#### YOUR OBJECTIVE:
The response should be the complete listing below, unchanged.

#### TASK INPUT:
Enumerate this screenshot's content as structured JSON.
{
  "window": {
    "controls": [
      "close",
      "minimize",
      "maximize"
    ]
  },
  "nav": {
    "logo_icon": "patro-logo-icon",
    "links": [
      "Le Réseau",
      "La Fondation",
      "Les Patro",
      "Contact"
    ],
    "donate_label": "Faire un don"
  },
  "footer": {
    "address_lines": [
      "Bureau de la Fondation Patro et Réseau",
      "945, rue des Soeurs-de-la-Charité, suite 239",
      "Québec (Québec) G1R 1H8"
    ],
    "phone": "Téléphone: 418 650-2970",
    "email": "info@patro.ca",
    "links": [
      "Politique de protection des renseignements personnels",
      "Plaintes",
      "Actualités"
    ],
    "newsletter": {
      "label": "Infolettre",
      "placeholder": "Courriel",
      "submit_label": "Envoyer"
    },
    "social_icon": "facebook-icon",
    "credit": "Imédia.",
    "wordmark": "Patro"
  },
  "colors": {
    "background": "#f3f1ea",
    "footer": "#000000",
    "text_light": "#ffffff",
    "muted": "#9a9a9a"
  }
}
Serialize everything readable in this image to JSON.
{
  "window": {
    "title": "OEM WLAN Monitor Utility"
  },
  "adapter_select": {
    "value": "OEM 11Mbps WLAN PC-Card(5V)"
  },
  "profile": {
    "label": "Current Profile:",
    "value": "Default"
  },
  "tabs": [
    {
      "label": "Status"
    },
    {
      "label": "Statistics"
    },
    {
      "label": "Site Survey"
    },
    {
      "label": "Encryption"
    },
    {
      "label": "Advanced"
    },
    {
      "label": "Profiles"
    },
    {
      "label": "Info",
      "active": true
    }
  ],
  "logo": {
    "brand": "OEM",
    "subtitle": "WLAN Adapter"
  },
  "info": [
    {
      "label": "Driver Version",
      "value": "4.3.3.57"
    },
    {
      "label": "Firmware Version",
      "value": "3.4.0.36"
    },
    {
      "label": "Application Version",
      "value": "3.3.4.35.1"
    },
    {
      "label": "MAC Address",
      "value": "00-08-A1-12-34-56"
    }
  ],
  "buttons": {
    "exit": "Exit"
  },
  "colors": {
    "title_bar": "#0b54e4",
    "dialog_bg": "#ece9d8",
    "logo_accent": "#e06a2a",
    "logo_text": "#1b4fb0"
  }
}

#### ANSWER SECTION:
Enumerate this screenshot's content as structured JSON.
{
  "window": {
    "controls": [
      "close",
      "minimize",
      "maximize"
    ]
  },
  "nav": {
    "logo_icon": "patro-logo-icon",
    "links": [
      "Le Réseau",
      "La Fondation",
      "Les Patro",
      "Contact"
    ],
    "donate_label": "Faire un don"
  },
  "footer": {
    "address_lines": [
      "Bureau de la Fondation Patro et Réseau",
      "945, rue des Soeurs-de-la-Charité, suite 239",
      "Québec (Québec) G1R 1H8"
    ],
    "phone": "Téléphone: 418 650-2970",
    "email": "info@patro.ca",
    "links": [
      "Politique de protection des renseignements personnels",
      "Plaintes",
      "Actualités"
    ],
    "newsletter": {
      "label": "Infolettre",
      "placeholder": "Courriel",
      "submit_label": "Envoyer"
    },
    "social_icon": "facebook-icon",
    "credit": "Imédia.",
    "wordmark": "Patro"
  },
  "colors": {
    "background": "#f3f1ea",
    "footer": "#000000",
    "text_light": "#ffffff",
    "muted": "#9a9a9a"
  }
}
Serialize everything readable in this image to JSON.
{
  "window": {
    "title": "OEM WLAN Monitor Utility"
  },
  "adapter_select": {
    "value": "OEM 11Mbps WLAN PC-Card(5V)"
  },
  "profile": {
    "label": "Current Profile:",
    "value": "Default"
  },
  "tabs": [
    {
      "label": "Status"
    },
    {
      "label": "Statistics"
    },
    {
      "label": "Site Survey"
    },
    {
      "label": "Encryption"
    },
    {
      "label": "Advanced"
    },
    {
      "label": "Profiles"
    },
    {
      "label": "Info",
      "active": true
    }
  ],
  "logo": {
    "brand": "OEM",
    "subtitle": "WLAN Adapter"
  },
  "info": [
    {
      "label": "Driver Version",
      "value": "4.3.3.57"
    },
    {
      "label": "Firmware Version",
      "value": "3.4.0.36"
    },
    {
      "label": "Application Version",
      "value": "3.3.4.35.1"
    },
    {
      "label": "MAC Address",
      "value": "00-08-A1-12-34-56"
    }
  ],
  "buttons": {
    "exit": "Exit"
  },
  "colors": {
    "title_bar": "#0b54e4",
    "dialog_bg": "#ece9d8",
    "logo_accent": "#e06a2a",
    "logo_text": "#1b4fb0"
  }
}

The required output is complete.